: The Swiss company u-blox is the first to release a receiver for the Galileo Positioning System. The future is getting closer…

Recent
New mounts GO x40 LIVE: the review Review: TomTom

New mounts GO x40 LIVE: the review

February 145 replies

TomTom originally intended to supply a full featured mount in the box when you bought a LIVE model, but eventually, a simpler mount was provided.

GO 740 and GO 940 LIVE reviewed Review: TomTom

GO 740 and GO 940 LIVE reviewed

November 1013 replies

The new TomTom GO 740 and GO 940 LIVE are now available, and yourNAV will be the first to tell you if it’s worth your money.

Other news
TomTom introduces EASE in US yourTomTomHardware

TomTom introduces EASE in US

January 60 replies

Today at CES, TomTom announced the TomTom EASE, TomTom's newest entry- level car navigation solution for North America.

And also:

'Winter Map Sale' time again at TomTom

January 50 replies

HD Traffic announced by Tele Atlas

June 251 reply

Reviews
New mounts GO x40 LIVE: the review TomTomAccessories

New mounts GO x40 LIVE: the review

February 145 replies

TomTom originally intended to supply a full featured mount in the box when you bought a LIVE model, but eventually, a simpler mount was provided.

And also:

GO 740 and GO 940 LIVE reviewed

November 1013 replies

Specials
TomTom gives NavCore 8 a rework TomTomSoftware

TomTom gives NavCore 8 a rework

September 517 replies

TomTom has freshened up its navigational software. The new NavCore 8.2 which is shipped with the GO x40 has a completely new look.

And also:

First look at Mio Moov 200, 330 and 370

April 82 replies

News
 

First Galileo receiver upcomingGeneralHardware

First Galileo receiver upcoming

October 19 2006, 20:44

The Swiss company u-blox is the first to release a receiver for the Galileo Positioning System. The future is getting closer…

Replies: 7
By yourNAV editors
Starting Q1 2007, the first samples of the u-blox5, a new product from the Swiss company, also called u-blox, will become available. This receiver for positioning systems will be the first to work with the signals from the (currently still inactive) Galileo system.

The receiver will, at first, use the signals of the GPS satellites, but is fully prepared for the new Galileo network which is still under construction. As soon as Galileo becomes operational, the firmware of the u-blox 5 can be updated and the new signal can be used.

The technological progress of positioning systems is progressing rapidly, and the borders of the current GPS system are still being explored. One of the last developments in that area is the already much renowned SiRF Star III PND chipset, which enables these devices to locate their position quicker and more accurately than was the case with older chipsets.

Once Galileo becomes operational, the progress in this area will become much clearer. The u-blox 5 chipset, using Galileo, will use no less than 50 channels to determine it’s position. Compare: the SiRF Star III can use a maximum of ‘only’ 20 channels. With the use of these 50 channels and no less than 1 million correlations, the u-blox will always manage to get a fix in less than one second. As well as GPS and Galileo, the u-blox chipset also functions with WAAS, EGNOS and MSAS.
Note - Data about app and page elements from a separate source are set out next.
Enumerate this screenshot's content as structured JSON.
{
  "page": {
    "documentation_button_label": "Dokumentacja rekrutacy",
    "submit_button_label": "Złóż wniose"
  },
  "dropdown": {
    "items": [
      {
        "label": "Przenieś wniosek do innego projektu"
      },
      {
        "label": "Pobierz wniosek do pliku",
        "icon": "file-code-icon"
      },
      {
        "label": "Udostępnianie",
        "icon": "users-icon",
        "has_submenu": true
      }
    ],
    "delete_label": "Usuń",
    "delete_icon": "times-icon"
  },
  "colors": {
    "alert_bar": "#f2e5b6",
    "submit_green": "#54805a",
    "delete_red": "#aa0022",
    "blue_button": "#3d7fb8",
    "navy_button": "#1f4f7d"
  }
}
Galileo
If it all keeps going to plan, Galileo should become operational in 2008. It will require 30 satellites in total, 27 of those permanently operational, and 3 used as spares. In December last year, the first (test) satellite was launched. Galileo is a project by the European Union and is meant to replace (and improve) the existing GPS systems. This latter system is a US system which was originally created for military purposes. But today, anyone can use it, and it is the base for the current navigational systems as we know them today.

Galileo improves GPS in several areas, eg. a better positioning and a better fix in areas close to the North or the South pole. With the current GPS system, the North of Scandinavia is badly covered. Also new with Galileo is that two-way traffic between the satellites and the user on earth becomes possible. This could be a way that distress signals are transmitted, and help rescue workers quite a bit. But we also have to be honest: this also means that this could lead to the active tracking of a persons’ every move…


Reacties van bezoekers:
Nog geen reacties...Reply